I write this to inform you of an upcoming hiatus in my weekly posts for the next 4 to 6 weeks, due to personal obligations that require my full attention. During this period, I invite you to revisit my previous pieces in the Fragility Series, accessible here: Fragility Analysis (budgetiger.in). This series dives into the crucial aspects of investment fragility every investor should understand to effectively safeguard their equity portfolio. By adhering to these guidelines, you can better shield your investments from unfavorable developments, thereby maximizing the benefits of positive news.
The four pillars discussed in the Fragility Series include:
Steering clear of Fragile Companies: This requires an in-depth review of various financial indicators to determine a company's fiscal wellbeing and growth potential.
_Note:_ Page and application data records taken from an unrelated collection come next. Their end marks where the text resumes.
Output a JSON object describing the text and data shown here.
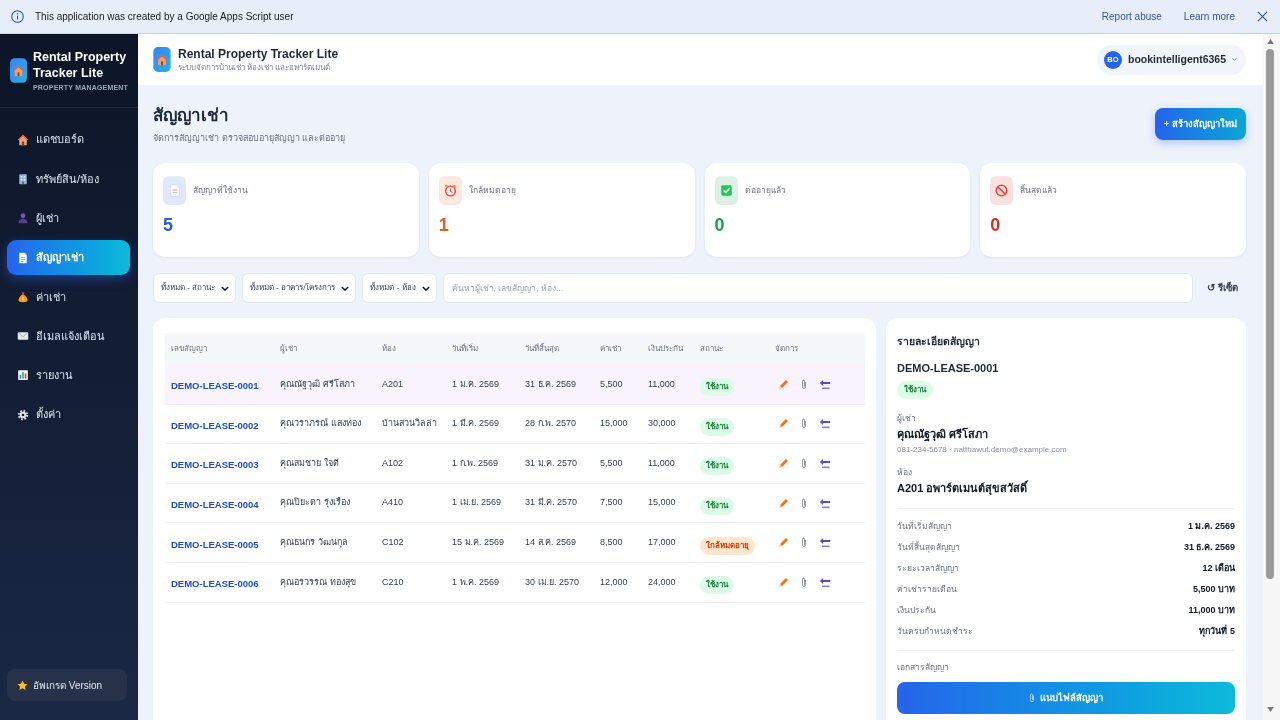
{
  "banner": {
    "message": "This application was created by a Google Apps Script user",
    "links": [
      "Report abuse",
      "Learn more"
    ]
  },
  "sidebar": {
    "app_name": "Rental Property Tracker Lite",
    "tagline": "PROPERTY MANAGEMENT",
    "items": [
      {
        "label": "แดชบอร์ด",
        "selected": false
      },
      {
        "label": "ทรัพย์สิน/ห้อง",
        "selected": false
      },
      {
        "label": "ผู้เช่า",
        "selected": false
      },
      {
        "label": "สัญญาเช่า",
        "selected": true
      },
      {
        "label": "ค่าเช่า",
        "selected": false
      },
      {
        "label": "อีเมลแจ้งเตือน",
        "selected": false
      },
      {
        "label": "รายงาน",
        "selected": false
      },
      {
        "label": "ตั้งค่า",
        "selected": false
      }
    ],
    "upgrade_button": "อัพเกรด Version"
  },
  "header": {
    "title": "Rental Property Tracker Lite",
    "subtitle": "ระบบจัดการบ้านเช่า ห้องเช่า และอพาร์ตเมนต์",
    "user": {
      "initials": "BO",
      "name": "bookintelligent6365"
    }
  },
  "page": {
    "title": "สัญญาเช่า",
    "subtitle": "จัดการสัญญาเช่า ตรวจสอบอายุสัญญา และต่ออายุ",
    "create_button": "+ สร้างสัญญาใหม่"
  },
  "stats": [
    {
      "label": "สัญญาที่ใช้งาน",
      "value": "5",
      "color": "#2a5bd7"
    },
    {
      "label": "ใกล้หมดอายุ",
      "value": "1",
      "color": "#e0621d"
    },
    {
      "label": "ต่ออายุแล้ว",
      "value": "0",
      "color": "#1f9d55"
    },
    {
      "label": "สิ้นสุดแล้ว",
      "value": "0",
      "color": "#d92d20"
    }
  ],
  "filters": {
    "selects": [
      "ทั้งหมด - สถานะ",
      "ทั้งหมด - อาคาร/โครงการ",
      "ทั้งหมด - ห้อง"
    ],
    "search": {
      "placeholder": "ค้นหาผู้เช่า, เลขสัญญา, ห้อง..."
    },
    "reset_button": "↺ รีเซ็ต"
  },
  "table": {
    "columns": [
      "เลขสัญญา",
      "ผู้เช่า",
      "ห้อง",
      "วันที่เริ่ม",
      "วันที่สิ้นสุด",
      "ค่าเช่า",
      "เงินประกัน",
      "สถานะ",
      "จัดการ"
    ],
    "rows": [
      {
        "lease_no": "DEMO-LEASE-0001",
        "tenant": "คุณณัฐวุฒิ ศรีโสภา",
        "room": "A201",
        "start": "1 ม.ค. 2569",
        "end": "31 ธ.ค. 2569",
        "rent": "5,500",
        "deposit": "11,000",
        "status": {
          "label": "ใช้งาน",
          "kind": "active"
        },
        "selected": true
      },
      {
        "lease_no": "DEMO-LEASE-0002",
        "tenant": "คุณวราภรณ์ แสงทอง",
        "room": "บ้านสวนวิลล่า",
        "start": "1 มี.ค. 2569",
        "end": "28 ก.พ. 2570",
        "rent": "15,000",
        "deposit": "30,000",
        "status": {
          "label": "ใช้งาน",
          "kind": "active"
        },
        "selected": false
      },
      {
        "lease_no": "DEMO-LEASE-0003",
        "tenant": "คุณสมชาย ใจดี",
        "room": "A102",
        "start": "1 ก.พ. 2569",
        "end": "31 ม.ค. 2570",
        "rent": "5,500",
        "deposit": "11,000",
        "status": {
          "label": "ใช้งาน",
          "kind": "active"
        },
        "selected": false
      },
      {
        "lease_no": "DEMO-LEASE-0004",
        "tenant": "คุณปิยะดา รุ่งเรือง",
        "room": "A410",
        "start": "1 เม.ย. 2569",
        "end": "31 มี.ค. 2570",
        "rent": "7,500",
        "deposit": "15,000",
        "status": {
          "label": "ใช้งาน",
          "kind": "active"
        },
        "selected": false
      },
      {
        "lease_no": "DEMO-LEASE-0005",
        "tenant": "คุณธนกร วัฒนกุล",
        "room": "C102",
        "start": "15 ม.ค. 2569",
        "end": "14 ส.ค. 2569",
        "rent": "8,500",
        "deposit": "17,000",
        "status": {
          "label": "ใกล้หมดอายุ",
          "kind": "expiring"
        },
        "selected": false
      },
      {
        "lease_no": "DEMO-LEASE-0006",
        "tenant": "คุณอรวรรณ ทองสุข",
        "room": "C210",
        "start": "1 พ.ค. 2569",
        "end": "30 เม.ย. 2570",
        "rent": "12,000",
        "deposit": "24,000",
        "status": {
          "label": "ใช้งาน",
          "kind": "active"
        },
        "selected": false
      }
    ]
  },
  "detail": {
    "title": "รายละเอียดสัญญา",
    "lease_no": "DEMO-LEASE-0001",
    "status": {
      "label": "ใช้งาน",
      "kind": "active"
    },
    "tenant_label": "ผู้เช่า",
    "tenant_name": "คุณณัฐวุฒิ ศรีโสภา",
    "tenant_contact": "081-234-5678 · natthawut.demo@example.com",
    "room_label": "ห้อง",
    "room": "**A201** อพาร์ตเมนต์สุขสวัสดิ์",
    "fields": [
      {
        "label": "วันที่เริ่มสัญญา",
        "value": "1 ม.ค. 2569"
      },
      {
        "label": "วันที่สิ้นสุดสัญญา",
        "value": "31 ธ.ค. 2569"
      },
      {
        "label": "ระยะเวลาสัญญา",
        "value": "12 เดือน"
      },
      {
        "label": "ค่าเช่ารายเดือน",
        "value": "5,500 บาท"
      },
      {
        "label": "เงินประกัน",
        "value": "11,000 บาท"
      },
      {
        "label": "วันครบกำหนดชำระ",
        "value": "ทุกวันที่ 5"
      }
    ],
    "documents_label": "เอกสารสัญญา",
    "attach_button": "แนบไฟล์สัญญา"
  }
}
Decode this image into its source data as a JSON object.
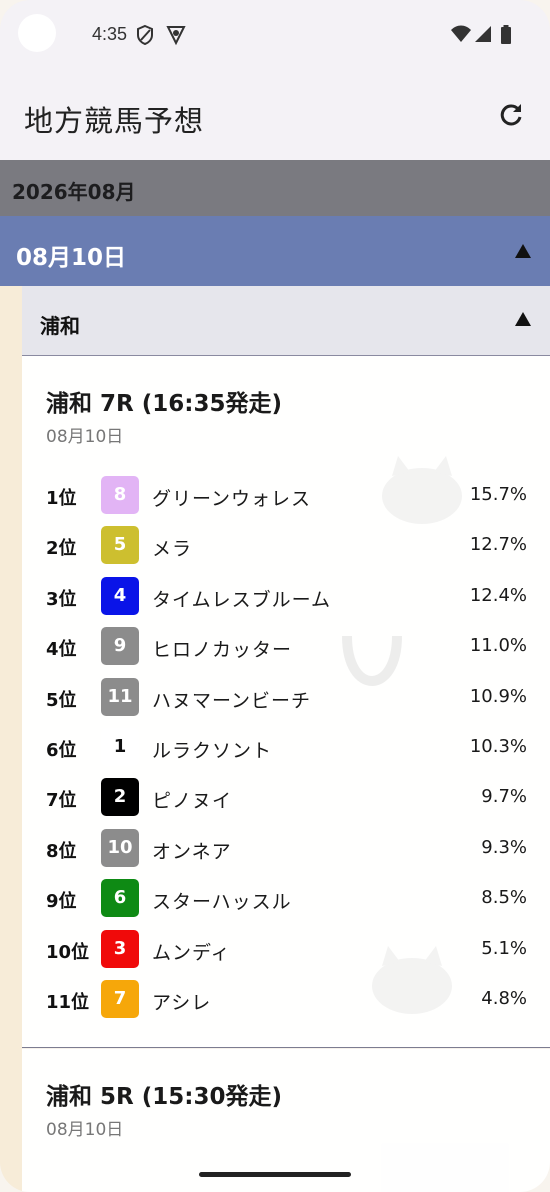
{
  "status": {
    "time": "4:35"
  },
  "app": {
    "title": "地方競馬予想",
    "refresh_icon": "refresh-icon"
  },
  "month": {
    "label": "2026年08月"
  },
  "date": {
    "label": "08月10日"
  },
  "venue": {
    "label": "浦和"
  },
  "races": [
    {
      "title": "浦和 7R (16:35発走)",
      "date": "08月10日",
      "entries": [
        {
          "rank": "1位",
          "number": "8",
          "color": "#e2b4f5",
          "text_color": "#ffffff",
          "name": "グリーンウォレス",
          "pct": "15.7%"
        },
        {
          "rank": "2位",
          "number": "5",
          "color": "#cdbf2f",
          "text_color": "#ffffff",
          "name": "メラ",
          "pct": "12.7%"
        },
        {
          "rank": "3位",
          "number": "4",
          "color": "#0a14e8",
          "text_color": "#ffffff",
          "name": "タイムレスブルーム",
          "pct": "12.4%"
        },
        {
          "rank": "4位",
          "number": "9",
          "color": "#8c8c8c",
          "text_color": "#ffffff",
          "name": "ヒロノカッター",
          "pct": "11.0%"
        },
        {
          "rank": "5位",
          "number": "11",
          "color": "#8c8c8c",
          "text_color": "#ffffff",
          "name": "ハヌマーンビーチ",
          "pct": "10.9%"
        },
        {
          "rank": "6位",
          "number": "1",
          "color": "#ffffff",
          "text_color": "#111111",
          "name": "ルラクソント",
          "pct": "10.3%"
        },
        {
          "rank": "7位",
          "number": "2",
          "color": "#000000",
          "text_color": "#ffffff",
          "name": "ピノヌイ",
          "pct": "9.7%"
        },
        {
          "rank": "8位",
          "number": "10",
          "color": "#8c8c8c",
          "text_color": "#ffffff",
          "name": "オンネア",
          "pct": "9.3%"
        },
        {
          "rank": "9位",
          "number": "6",
          "color": "#0e8a14",
          "text_color": "#ffffff",
          "name": "スターハッスル",
          "pct": "8.5%"
        },
        {
          "rank": "10位",
          "number": "3",
          "color": "#f00a0a",
          "text_color": "#ffffff",
          "name": "ムンディ",
          "pct": "5.1%"
        },
        {
          "rank": "11位",
          "number": "7",
          "color": "#f6a70a",
          "text_color": "#ffffff",
          "name": "アシレ",
          "pct": "4.8%"
        }
      ]
    },
    {
      "title": "浦和 5R (15:30発走)",
      "date": "08月10日"
    }
  ]
}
Key metrics to consider include equity as a percentage of balance sheet size, breakeven sales as a percentage of actual sales, Return on Capital Employed (ROCE), and cash flow from operations compared to annual debt obligations plus depreciation, along with a comprehensive review of the company's industry, sales, and profit growth. For more information, refer to my articles:
Shunning Overvalued Companies: This necessitates evaluating valuation metrics such as the Price-to-Earnings (P/E) ratio and the Price/Earnings to Growth (PEG) ratio based on past and future earnings growth rates. The objective is to bypass companies with inflated valuations that are likely to be adjusted if the company fails to achieve projected growth targets. Read more on this in:
Avoiding Companies with Management Exhibiting a Fragile Mindset: This involves scrutinizing management behaviors including their funding strategies, cash reserves, surplus cash distribution, commitment to long-term growth versus short-term stock price valuations, frugality, and inclination towards debt. It's also critical to ensure no significant adverse findings are associated with the management or the company. You can find more in my article:
Evading Shorter Timeframes: This encourages long-term investing (5 to 10 years or more) and patience during market downturns, as well as the maintenance of sufficient contingency funds to avoid premature withdrawal from equity investments in a bear market. Discover more in my post:
By diligently implementing the above pillars, you can reduce the severity of negative news and allow favorable news to substantially enhance your portfolio. I have also provided a consolidated checklist encompassing all these pillars, aimed at guiding investors towards effectively eliminating investment fragility.
However, it's a common misconception to consider 'robust' as the antonym of 'fragile.' Yet, the true opposite of fragility is 'antifragility.' I have previously elucidated on this concept in my post titled How to build an Antifragile Portfolio (budgetiger.in). The four pillars predominantly focus on mitigating fragility in the portfolio, which inherently implies reducing downside risk or drawdowns. Yet, what about the upside? While eradicating downside risk contributes to a robust portfolio, how do we transform it into an antifragile one? I intend to explore this in my forthcoming posts once I return from my break.
Thank you for your understanding and continuous support. I look forward to reconnecting soon.